Making arrangements for the children is a high priority when a relationship breaks down. Stacks can provide advice and assist you to make a parenting plan that covers all relevant issues and is in the best interests of your children.
A parenting plan is an informal agreement between you and your former partner setting out parenting arrangements for children. It can cover a number of different issues, such as where the child lives, what time they spend with the other parent and how they communicate, the division of parental responsibility and decision-making, and financial arrangements. A parenting plan should be in writing and signed by both parents.

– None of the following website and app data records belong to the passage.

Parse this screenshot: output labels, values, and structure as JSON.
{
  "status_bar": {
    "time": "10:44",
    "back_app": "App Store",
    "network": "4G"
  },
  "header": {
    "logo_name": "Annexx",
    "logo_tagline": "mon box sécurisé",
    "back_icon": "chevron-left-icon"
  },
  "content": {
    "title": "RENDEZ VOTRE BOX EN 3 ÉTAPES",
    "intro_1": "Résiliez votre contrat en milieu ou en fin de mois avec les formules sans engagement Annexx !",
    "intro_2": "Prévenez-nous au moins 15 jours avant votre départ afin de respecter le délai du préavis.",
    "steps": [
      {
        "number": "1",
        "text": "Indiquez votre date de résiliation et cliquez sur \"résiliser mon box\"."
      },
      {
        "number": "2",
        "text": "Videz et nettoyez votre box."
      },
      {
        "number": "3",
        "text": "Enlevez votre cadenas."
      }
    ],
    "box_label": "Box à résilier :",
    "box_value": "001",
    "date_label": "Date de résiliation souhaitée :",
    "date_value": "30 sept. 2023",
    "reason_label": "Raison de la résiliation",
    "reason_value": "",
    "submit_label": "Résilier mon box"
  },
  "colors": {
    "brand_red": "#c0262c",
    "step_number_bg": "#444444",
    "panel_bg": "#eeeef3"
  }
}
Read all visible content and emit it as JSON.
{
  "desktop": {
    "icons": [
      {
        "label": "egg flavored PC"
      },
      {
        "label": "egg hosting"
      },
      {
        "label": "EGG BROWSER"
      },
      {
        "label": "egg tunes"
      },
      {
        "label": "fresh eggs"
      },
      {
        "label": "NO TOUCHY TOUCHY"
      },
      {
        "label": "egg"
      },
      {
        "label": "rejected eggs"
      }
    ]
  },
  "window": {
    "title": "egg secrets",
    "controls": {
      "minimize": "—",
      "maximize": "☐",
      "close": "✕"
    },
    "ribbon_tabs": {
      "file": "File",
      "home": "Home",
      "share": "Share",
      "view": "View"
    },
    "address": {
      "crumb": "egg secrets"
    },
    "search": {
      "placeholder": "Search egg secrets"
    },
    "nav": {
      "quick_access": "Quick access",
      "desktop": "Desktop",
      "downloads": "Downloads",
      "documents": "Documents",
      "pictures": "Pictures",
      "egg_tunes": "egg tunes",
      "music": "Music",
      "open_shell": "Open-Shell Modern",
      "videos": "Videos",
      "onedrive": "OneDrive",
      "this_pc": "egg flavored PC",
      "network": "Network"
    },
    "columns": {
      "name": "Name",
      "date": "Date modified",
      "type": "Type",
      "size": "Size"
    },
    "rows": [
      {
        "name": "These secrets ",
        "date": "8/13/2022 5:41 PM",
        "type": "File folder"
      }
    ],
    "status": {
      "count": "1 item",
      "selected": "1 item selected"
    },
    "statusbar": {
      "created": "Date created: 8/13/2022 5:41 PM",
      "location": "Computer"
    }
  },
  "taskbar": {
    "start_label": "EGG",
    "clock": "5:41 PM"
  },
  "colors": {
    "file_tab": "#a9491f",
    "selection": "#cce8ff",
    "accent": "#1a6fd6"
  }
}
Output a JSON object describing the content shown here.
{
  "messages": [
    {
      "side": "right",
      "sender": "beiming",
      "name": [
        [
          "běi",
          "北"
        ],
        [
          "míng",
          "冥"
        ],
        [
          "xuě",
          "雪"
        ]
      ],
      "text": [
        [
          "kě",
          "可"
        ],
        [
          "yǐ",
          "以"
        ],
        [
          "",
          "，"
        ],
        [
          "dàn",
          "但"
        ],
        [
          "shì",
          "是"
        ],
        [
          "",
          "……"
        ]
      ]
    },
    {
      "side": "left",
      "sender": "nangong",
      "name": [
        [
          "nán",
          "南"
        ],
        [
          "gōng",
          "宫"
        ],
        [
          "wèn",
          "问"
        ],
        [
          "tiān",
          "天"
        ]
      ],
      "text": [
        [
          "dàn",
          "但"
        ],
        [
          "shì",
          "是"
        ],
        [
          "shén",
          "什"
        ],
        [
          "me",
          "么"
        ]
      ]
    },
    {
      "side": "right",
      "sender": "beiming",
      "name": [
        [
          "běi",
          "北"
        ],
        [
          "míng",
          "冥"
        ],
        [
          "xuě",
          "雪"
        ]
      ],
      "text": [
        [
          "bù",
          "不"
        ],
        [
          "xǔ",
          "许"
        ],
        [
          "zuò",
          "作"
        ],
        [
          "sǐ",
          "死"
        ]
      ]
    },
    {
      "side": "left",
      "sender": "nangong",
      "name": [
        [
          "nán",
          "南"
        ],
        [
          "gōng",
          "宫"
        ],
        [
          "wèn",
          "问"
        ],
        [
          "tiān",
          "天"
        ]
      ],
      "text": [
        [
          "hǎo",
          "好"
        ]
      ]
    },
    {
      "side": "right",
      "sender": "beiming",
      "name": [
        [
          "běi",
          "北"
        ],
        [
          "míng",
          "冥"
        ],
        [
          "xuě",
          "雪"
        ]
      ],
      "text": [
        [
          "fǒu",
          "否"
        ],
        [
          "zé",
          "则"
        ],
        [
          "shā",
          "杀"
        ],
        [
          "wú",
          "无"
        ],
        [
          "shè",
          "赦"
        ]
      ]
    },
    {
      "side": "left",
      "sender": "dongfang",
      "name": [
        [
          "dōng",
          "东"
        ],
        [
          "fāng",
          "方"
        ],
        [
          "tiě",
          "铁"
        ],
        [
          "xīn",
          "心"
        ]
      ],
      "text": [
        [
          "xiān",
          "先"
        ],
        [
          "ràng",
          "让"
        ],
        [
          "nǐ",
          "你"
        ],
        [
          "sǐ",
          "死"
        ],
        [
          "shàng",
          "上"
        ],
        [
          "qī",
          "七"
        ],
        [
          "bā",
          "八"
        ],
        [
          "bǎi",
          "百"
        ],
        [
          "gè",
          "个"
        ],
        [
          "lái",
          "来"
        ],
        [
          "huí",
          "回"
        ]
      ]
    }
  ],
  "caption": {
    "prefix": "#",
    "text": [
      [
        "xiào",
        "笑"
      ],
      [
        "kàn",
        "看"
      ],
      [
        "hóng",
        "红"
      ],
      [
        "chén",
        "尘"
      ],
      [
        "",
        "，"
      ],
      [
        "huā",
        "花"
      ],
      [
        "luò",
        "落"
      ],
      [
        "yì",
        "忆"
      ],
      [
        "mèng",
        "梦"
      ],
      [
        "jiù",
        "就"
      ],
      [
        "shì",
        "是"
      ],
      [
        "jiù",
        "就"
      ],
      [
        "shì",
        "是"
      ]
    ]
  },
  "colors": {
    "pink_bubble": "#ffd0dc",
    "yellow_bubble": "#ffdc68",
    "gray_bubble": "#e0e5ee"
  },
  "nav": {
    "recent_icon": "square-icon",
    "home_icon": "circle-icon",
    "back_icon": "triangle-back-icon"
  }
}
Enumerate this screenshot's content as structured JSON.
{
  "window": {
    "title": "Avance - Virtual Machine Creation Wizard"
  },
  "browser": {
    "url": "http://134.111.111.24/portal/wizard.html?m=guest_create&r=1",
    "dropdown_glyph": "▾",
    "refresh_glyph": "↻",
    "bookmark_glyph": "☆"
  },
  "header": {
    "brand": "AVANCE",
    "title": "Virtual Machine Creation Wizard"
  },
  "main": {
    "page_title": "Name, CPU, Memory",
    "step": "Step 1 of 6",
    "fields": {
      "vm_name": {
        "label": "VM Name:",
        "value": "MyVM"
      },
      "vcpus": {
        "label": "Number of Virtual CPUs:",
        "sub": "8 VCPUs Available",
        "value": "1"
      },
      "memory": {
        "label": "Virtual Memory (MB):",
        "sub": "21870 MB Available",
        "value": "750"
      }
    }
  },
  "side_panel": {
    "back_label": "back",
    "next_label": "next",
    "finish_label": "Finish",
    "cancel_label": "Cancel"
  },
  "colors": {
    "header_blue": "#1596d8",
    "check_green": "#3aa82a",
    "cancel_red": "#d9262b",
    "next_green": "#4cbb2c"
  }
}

It is important to note that a parenting plan is not legally enforceable, although it is certainly a good first step following a separation or divorce. Having a parenting plan in place will allow you to see whether the arrangements you have agreed on are working well, and whether each parent is sticking to the plan. Where the lines of communication are open and amicable, you may find that a parenting plan is sufficient for your purposes. Should you wish to make the agreement binding and legally enforceable, you can apply to the court for consent orders. This can add a degree of protection just in case circumstances change down the track or a dispute arises.
If parents cannot reach an agreement about the care and support of their children, they can apply to the Family Court for parenting orders, meaning that the court will ultimately make the decision about parenting arrangements.
Decisions concerning children are important and the considerations involved can be complex. A Stacks family law specialist can explain all of your options and endeavour to help you to reach an agreement with your former spouse or partner without you having to set foot in a court.
Considering the best interests of your children
The Family Law Act places great emphasis on what is best for the child after the separation of their parents. The primary considerations of the court are that children should be protected from harm and that they should have a meaningful relationship with both parents to the greatest extent possible. Your parenting plan should be based on this principle.
This does not necessarily mean that there must be a 50/50 care split, but it does mean that parents and the court need to give consideration to the amount of time children spend with each parent. The idea is that the time children spend with each parent should be “substantial and significant”, and each parent should have an equal role in making major decisions concerning their children.
Need to speak to a family lawyer about making parenting plans? Call us today